■ Exercise instructions
Count up the lines of the data below that contain the string "word", then give only the total.

■ Record excerpts
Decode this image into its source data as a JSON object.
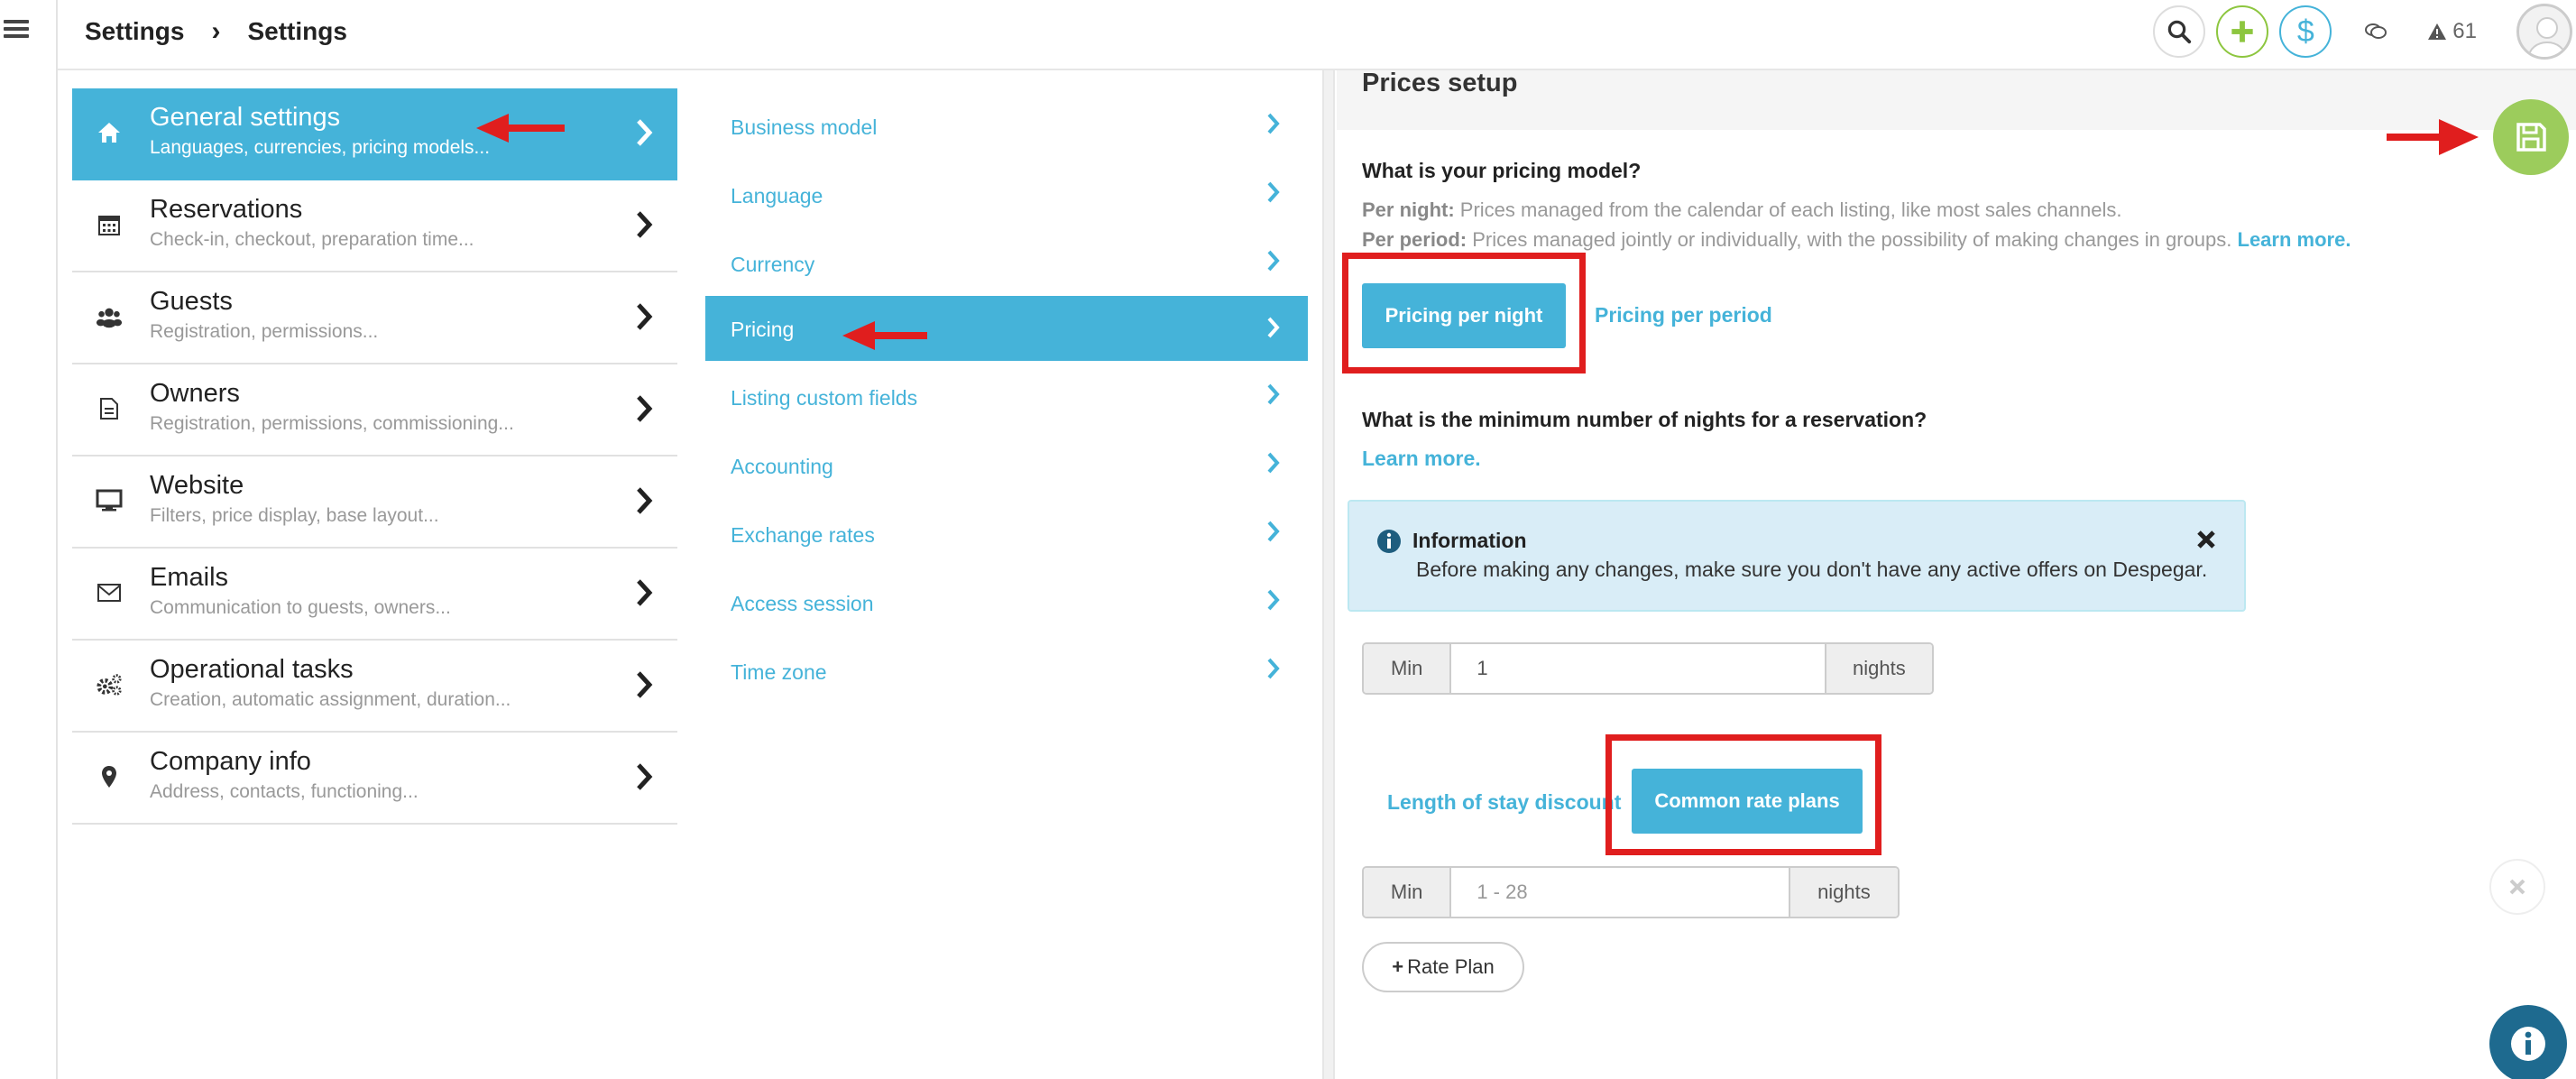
{
  "breadcrumb": {
    "root": "Settings",
    "current": "Settings"
  },
  "topbar": {
    "alert_count": "61"
  },
  "categories": [
    {
      "title": "General settings",
      "subtitle": "Languages, currencies, pricing models...",
      "icon": "home-icon"
    },
    {
      "title": "Reservations",
      "subtitle": "Check-in, checkout, preparation time...",
      "icon": "calendar-icon"
    },
    {
      "title": "Guests",
      "subtitle": "Registration, permissions...",
      "icon": "users-icon"
    },
    {
      "title": "Owners",
      "subtitle": "Registration, permissions, commissioning...",
      "icon": "document-icon"
    },
    {
      "title": "Website",
      "subtitle": "Filters, price display, base layout...",
      "icon": "monitor-icon"
    },
    {
      "title": "Emails",
      "subtitle": "Communication to guests, owners...",
      "icon": "envelope-icon"
    },
    {
      "title": "Operational tasks",
      "subtitle": "Creation, automatic assignment, duration...",
      "icon": "gears-icon"
    },
    {
      "title": "Company info",
      "subtitle": "Address, contacts, functioning...",
      "icon": "map-pin-icon"
    }
  ],
  "subitems": [
    "Business model",
    "Language",
    "Currency",
    "Pricing",
    "Listing custom fields",
    "Accounting",
    "Exchange rates",
    "Access session",
    "Time zone"
  ],
  "panel": {
    "title": "Prices setup",
    "q_pricing_model": "What is your pricing model?",
    "per_night_label": "Per night:",
    "per_night_text": " Prices managed from the calendar of each listing, like most sales channels.",
    "per_period_label": "Per period:",
    "per_period_text": " Prices managed jointly or individually, with the possibility of making changes in groups. ",
    "learn_more": "Learn more.",
    "btn_per_night": "Pricing per night",
    "link_per_period": "Pricing per period",
    "q_min_nights": "What is the minimum number of nights for a reservation?",
    "learn_more_2": "Learn more.",
    "info_title": "Information",
    "info_text": "Before making any changes, make sure you don't have any active offers on Despegar.",
    "min_label": "Min",
    "min_value": "1",
    "nights_label": "nights",
    "link_length_stay": "Length of stay discount",
    "btn_common_rate": "Common rate plans",
    "min_label_2": "Min",
    "range_placeholder": "1 - 28",
    "nights_label_2": "nights",
    "rate_plan_btn": "Rate Plan",
    "rate_plan_plus": "+"
  },
  "colors": {
    "accent": "#45b3d9",
    "save": "#9ccc5c",
    "annotation_red": "#e01e1e",
    "info_bg": "#d9edf7"
  }
}
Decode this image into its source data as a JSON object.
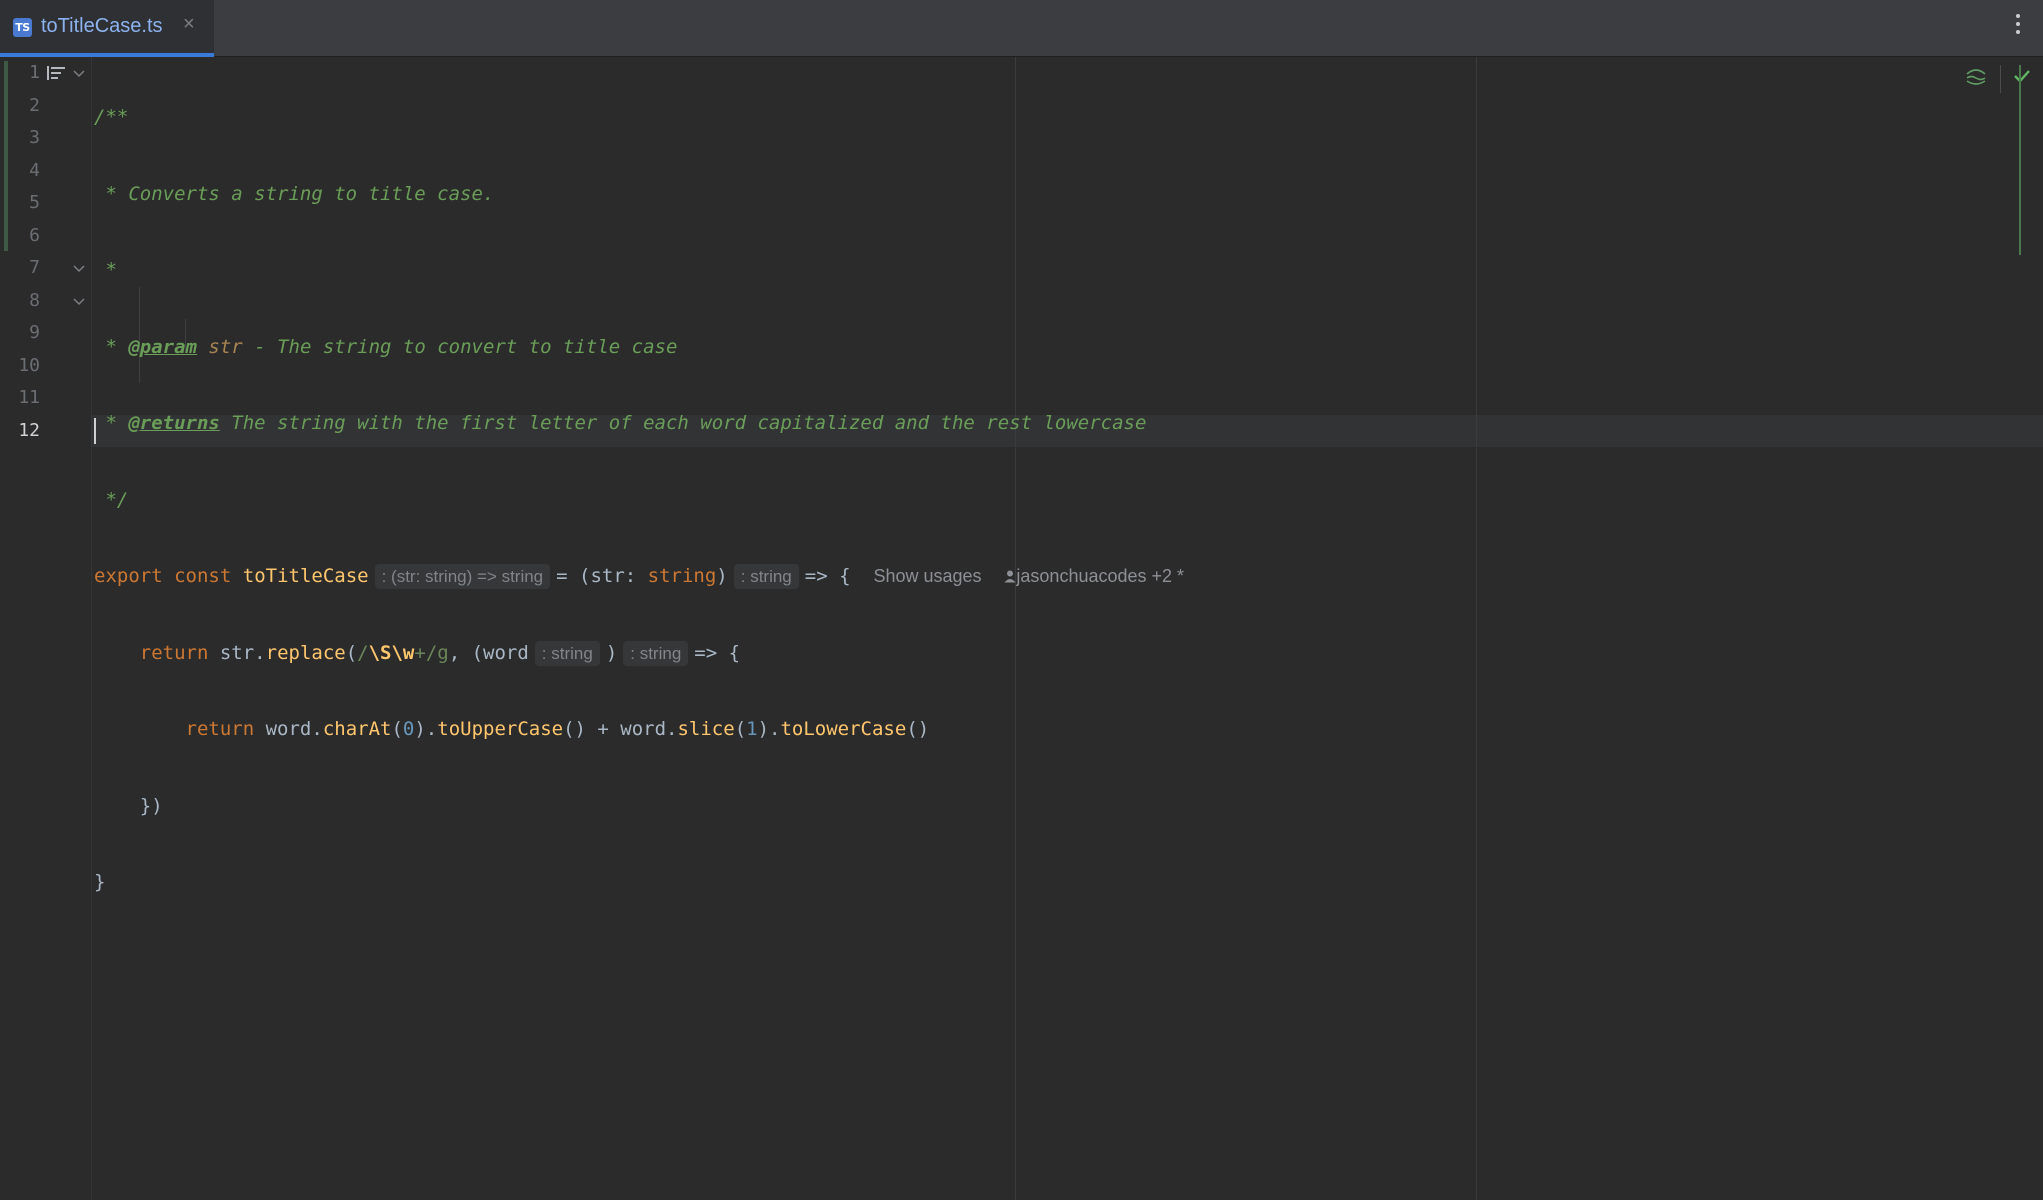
{
  "tab": {
    "title": "toTitleCase.ts",
    "icon_label": "TS",
    "close_glyph": "×"
  },
  "gutter": {
    "lines": [
      "1",
      "2",
      "3",
      "4",
      "5",
      "6",
      "7",
      "8",
      "9",
      "10",
      "11",
      "12"
    ]
  },
  "code": {
    "l1": "/**",
    "l2": " * Converts a string to title case.",
    "l3": " *",
    "l4_star": " * ",
    "l4_tag": "@param",
    "l4_name": "str",
    "l4_rest": " - The string to convert to title case",
    "l5_star": " * ",
    "l5_tag": "@returns",
    "l5_rest": " The string with the first letter of each word capitalized and the rest lowercase",
    "l6": " */",
    "l7_export": "export",
    "l7_const": "const",
    "l7_fn": "toTitleCase",
    "l7_hint1": ": (str: string) => string",
    "l7_eq": "= (str: ",
    "l7_type": "string",
    "l7_close": ")",
    "l7_hint2": ": string",
    "l7_arrow": "=> {",
    "l8_return": "return",
    "l8_str": "str.",
    "l8_replace": "replace",
    "l8_paren": "(",
    "l8_rx1": "/",
    "l8_rxbody": "\\S\\w",
    "l8_rx2": "+/g",
    "l8_comma": ", (word",
    "l8_hint1": ": string",
    "l8_close": ")",
    "l8_hint2": ": string",
    "l8_arrow": "=> {",
    "l9_return": "return",
    "l9_word": "word.",
    "l9_charat": "charAt",
    "l9_p1": "(",
    "l9_zero": "0",
    "l9_p2": ").",
    "l9_upper": "toUpperCase",
    "l9_p3": "() + word.",
    "l9_slice": "slice",
    "l9_p4": "(",
    "l9_one": "1",
    "l9_p5": ").",
    "l9_lower": "toLowerCase",
    "l9_p6": "()",
    "l10": "})",
    "l11": "}"
  },
  "lens": {
    "usages": "Show usages",
    "author": "jasonchuacodes +2 *"
  }
}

■ Finished task
4